Carl Sagan wrote about our smallness in the universe in the most uplifting way imaginable. He understood it first-hand; the famous “Pale Blue Dot” photo was taken by Voyager on his recommendation to NASA. It would be easy to look at a photograph like that and say: “We are so small; nothing we do matters.” Instead, Sagan says: "[I]t underscores our responsibility to deal more kindly with one another, and to preserve and cherish…the only home we've ever known.” In Pale Blue Dot, Sagan looks to our history as wanderers and adventurers and projects us forward into the cosmos, hypothesizing on our future as a space-faring species. We haven’t gotten there yet, not really, but if we can approach tomorrow with half of Sagan’s curiosity, excitement, and kindness, we’ve got a shot. Recommended By Madeline S., Powells.com
Synopses & Reviews
In Cosmos, the late astronomer Carl Sagan cast his gaze over the magnificent mystery of the Universe and made it accessible to millions of people around the world. Now in this stunning sequel, Carl Sagan completes his revolutionary journey through space and time.
Future generations will look back on our epoch as the time when the human race finally broke into a radically new frontier — space. In Pale Blue Dot, Sagan traces the spellbinding history of our launch into the cosmos and assesses the future that looms before us as we move out into our own solar system and on to distant galaxies beyond. The exploration and eventual settlement of other worlds is neither a fantasy nor luxury, insists Sagan, but rather a necessary condition for the survival of the human race.
"Takes readers far beyond Cosmos...Sagan sees humanity's future in the stars." Chicago Tribune
"Fascinating...memorable...revealing...perhaps the best of Carl Sagan's books." The Washington Post Book World
About the Author
Carl Sagan served as the David Duncan Professor of Astronomy and Space Sciences and Director of the Laboratory for Planetary Studies at Cornell University. He played a leading role in the Mariner, Viking, Voyager, and Galileo spacecraft expeditions, for which he received the NASA Medals for Exceptional Scientific Achievement and (twice) for Distinguished Public Service.

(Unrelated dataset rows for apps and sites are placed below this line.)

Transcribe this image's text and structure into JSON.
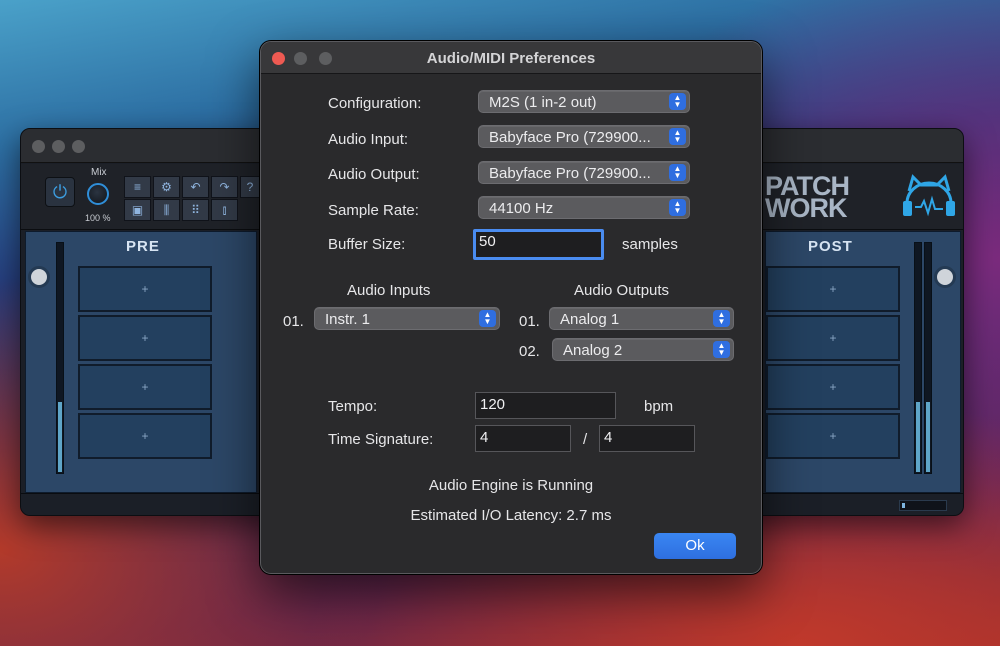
{
  "plugin": {
    "mix_label": "Mix",
    "mix_value": "100 %",
    "pre_label": "PRE",
    "post_label": "POST",
    "logo_line1": "PATCH",
    "logo_line2": "WORK",
    "slot_symbol": "+",
    "power_symbol": "⏻"
  },
  "dialog": {
    "title": "Audio/MIDI Preferences",
    "configuration": {
      "label": "Configuration:",
      "value": "M2S (1 in-2 out)"
    },
    "audio_input": {
      "label": "Audio Input:",
      "value": "Babyface Pro (729900..."
    },
    "audio_output": {
      "label": "Audio Output:",
      "value": "Babyface Pro (729900..."
    },
    "sample_rate": {
      "label": "Sample Rate:",
      "value": "44100 Hz"
    },
    "buffer_size": {
      "label": "Buffer Size:",
      "value": "50",
      "unit": "samples"
    },
    "inputs": {
      "header": "Audio Inputs",
      "items": [
        {
          "index": "01.",
          "value": "Instr. 1"
        }
      ]
    },
    "outputs": {
      "header": "Audio Outputs",
      "items": [
        {
          "index": "01.",
          "value": "Analog 1"
        },
        {
          "index": "02.",
          "value": "Analog 2"
        }
      ]
    },
    "tempo": {
      "label": "Tempo:",
      "value": "120",
      "unit": "bpm"
    },
    "time_signature": {
      "label": "Time Signature:",
      "numerator": "4",
      "separator": "/",
      "denominator": "4"
    },
    "status": "Audio Engine is Running",
    "latency": "Estimated I/O Latency: 2.7 ms",
    "ok_label": "Ok"
  },
  "colors": {
    "accent": "#2f6ee0",
    "close": "#ee5a52",
    "inactive_dot": "#5d5e60"
  }
}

His Emmy- and Peabody-winning television series, Cosmos, became the most widely watched series in the history of American public television. The accompanying book, also called Cosmos, is one of the bestselling science books ever published in the English language. Dr. Sagan received the Pulitzer Prize, the Oersted Medal, and many other awards — including twenty honorary degrees from American colleges and universities — for his contributions to science, literature, education, and the preservation of the environment. In their posthumous award to Dr. Sagan of their highest honor, the National Science Foundation declared that his "research transformed planetary science...his gifts to mankind were infinite.” Dr. Sagan died on December 20, 1996.